## Activity
The full set of entries below, restated word for word and stripped of images, is the expected result.

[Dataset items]
* * *
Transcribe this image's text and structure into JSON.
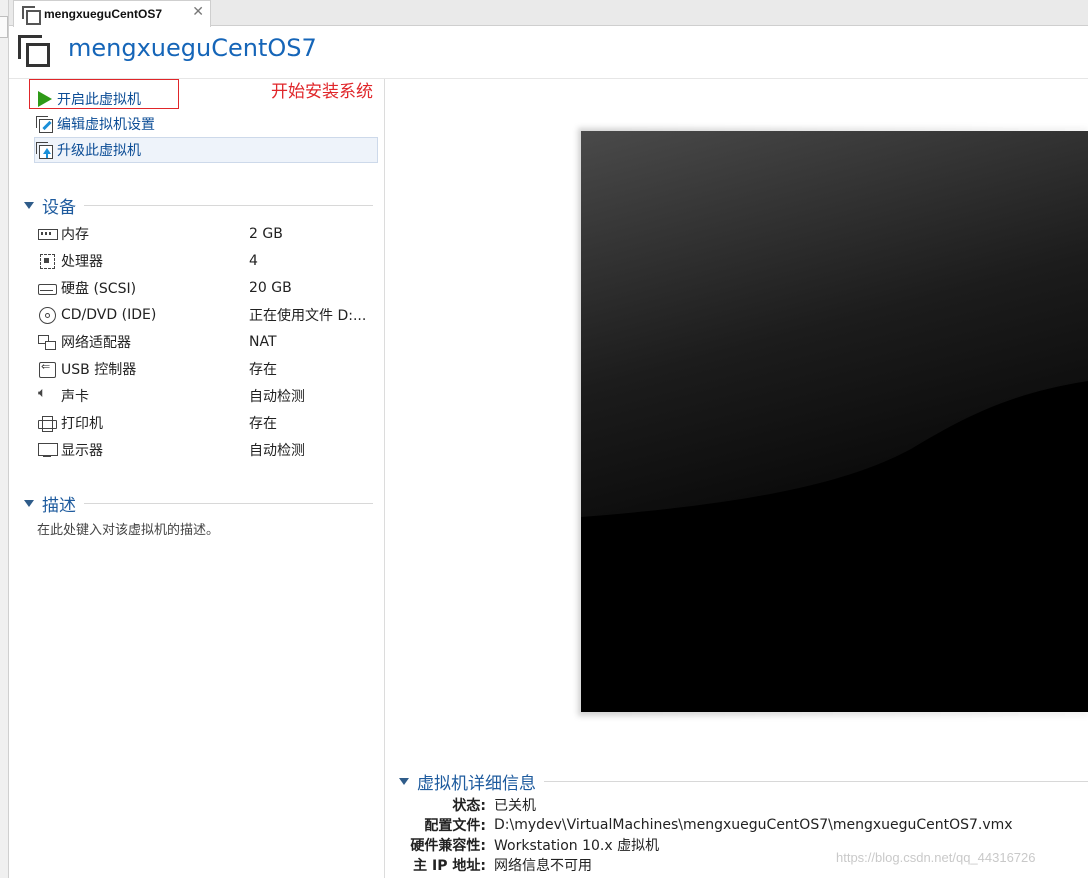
{
  "tab": {
    "label": "mengxueguCentOS7",
    "close_glyph": "✕"
  },
  "vm": {
    "title": "mengxueguCentOS7"
  },
  "actions": {
    "power_on": "开启此虚拟机",
    "edit_settings": "编辑虚拟机设置",
    "upgrade": "升级此虚拟机"
  },
  "annotation": {
    "text": "开始安装系统",
    "color": "#e0262a"
  },
  "devices": {
    "header": "设备",
    "items": [
      {
        "icon": "memory-icon",
        "name": "内存",
        "value": "2 GB"
      },
      {
        "icon": "processor-icon",
        "name": "处理器",
        "value": "4"
      },
      {
        "icon": "hard-disk-icon",
        "name": "硬盘 (SCSI)",
        "value": "20 GB"
      },
      {
        "icon": "cd-dvd-icon",
        "name": "CD/DVD (IDE)",
        "value": "正在使用文件 D:..."
      },
      {
        "icon": "network-adapter-icon",
        "name": "网络适配器",
        "value": "NAT"
      },
      {
        "icon": "usb-controller-icon",
        "name": "USB 控制器",
        "value": "存在"
      },
      {
        "icon": "sound-card-icon",
        "name": "声卡",
        "value": "自动检测"
      },
      {
        "icon": "printer-icon",
        "name": "打印机",
        "value": "存在"
      },
      {
        "icon": "display-icon",
        "name": "显示器",
        "value": "自动检测"
      }
    ]
  },
  "description": {
    "header": "描述",
    "placeholder": "在此处键入对该虚拟机的描述。"
  },
  "details": {
    "header": "虚拟机详细信息",
    "rows": [
      {
        "key": "状态:",
        "value": "已关机"
      },
      {
        "key": "配置文件:",
        "value": "D:\\mydev\\VirtualMachines\\mengxueguCentOS7\\mengxueguCentOS7.vmx"
      },
      {
        "key": "硬件兼容性:",
        "value": "Workstation 10.x 虚拟机"
      },
      {
        "key": "主 IP 地址:",
        "value": "网络信息不可用"
      }
    ]
  },
  "watermark": "https://blog.csdn.net/qq_44316726",
  "colors": {
    "accent": "#1565b8",
    "section": "#1e5b9e",
    "play": "#2e9a17"
  }
}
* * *
## Answer space
Transcribe this image's text and structure into JSON.
{
  "tab": {
    "label": "mengxueguCentOS7",
    "close_glyph": "✕"
  },
  "vm": {
    "title": "mengxueguCentOS7"
  },
  "actions": {
    "power_on": "开启此虚拟机",
    "edit_settings": "编辑虚拟机设置",
    "upgrade": "升级此虚拟机"
  },
  "annotation": {
    "text": "开始安装系统",
    "color": "#e0262a"
  },
  "devices": {
    "header": "设备",
    "items": [
      {
        "icon": "memory-icon",
        "name": "内存",
        "value": "2 GB"
      },
      {
        "icon": "processor-icon",
        "name": "处理器",
        "value": "4"
      },
      {
        "icon": "hard-disk-icon",
        "name": "硬盘 (SCSI)",
        "value": "20 GB"
      },
      {
        "icon": "cd-dvd-icon",
        "name": "CD/DVD (IDE)",
        "value": "正在使用文件 D:..."
      },
      {
        "icon": "network-adapter-icon",
        "name": "网络适配器",
        "value": "NAT"
      },
      {
        "icon": "usb-controller-icon",
        "name": "USB 控制器",
        "value": "存在"
      },
      {
        "icon": "sound-card-icon",
        "name": "声卡",
        "value": "自动检测"
      },
      {
        "icon": "printer-icon",
        "name": "打印机",
        "value": "存在"
      },
      {
        "icon": "display-icon",
        "name": "显示器",
        "value": "自动检测"
      }
    ]
  },
  "description": {
    "header": "描述",
    "placeholder": "在此处键入对该虚拟机的描述。"
  },
  "details": {
    "header": "虚拟机详细信息",
    "rows": [
      {
        "key": "状态:",
        "value": "已关机"
      },
      {
        "key": "配置文件:",
        "value": "D:\\mydev\\VirtualMachines\\mengxueguCentOS7\\mengxueguCentOS7.vmx"
      },
      {
        "key": "硬件兼容性:",
        "value": "Workstation 10.x 虚拟机"
      },
      {
        "key": "主 IP 地址:",
        "value": "网络信息不可用"
      }
    ]
  },
  "watermark": "https://blog.csdn.net/qq_44316726",
  "colors": {
    "accent": "#1565b8",
    "section": "#1e5b9e",
    "play": "#2e9a17"
  }
}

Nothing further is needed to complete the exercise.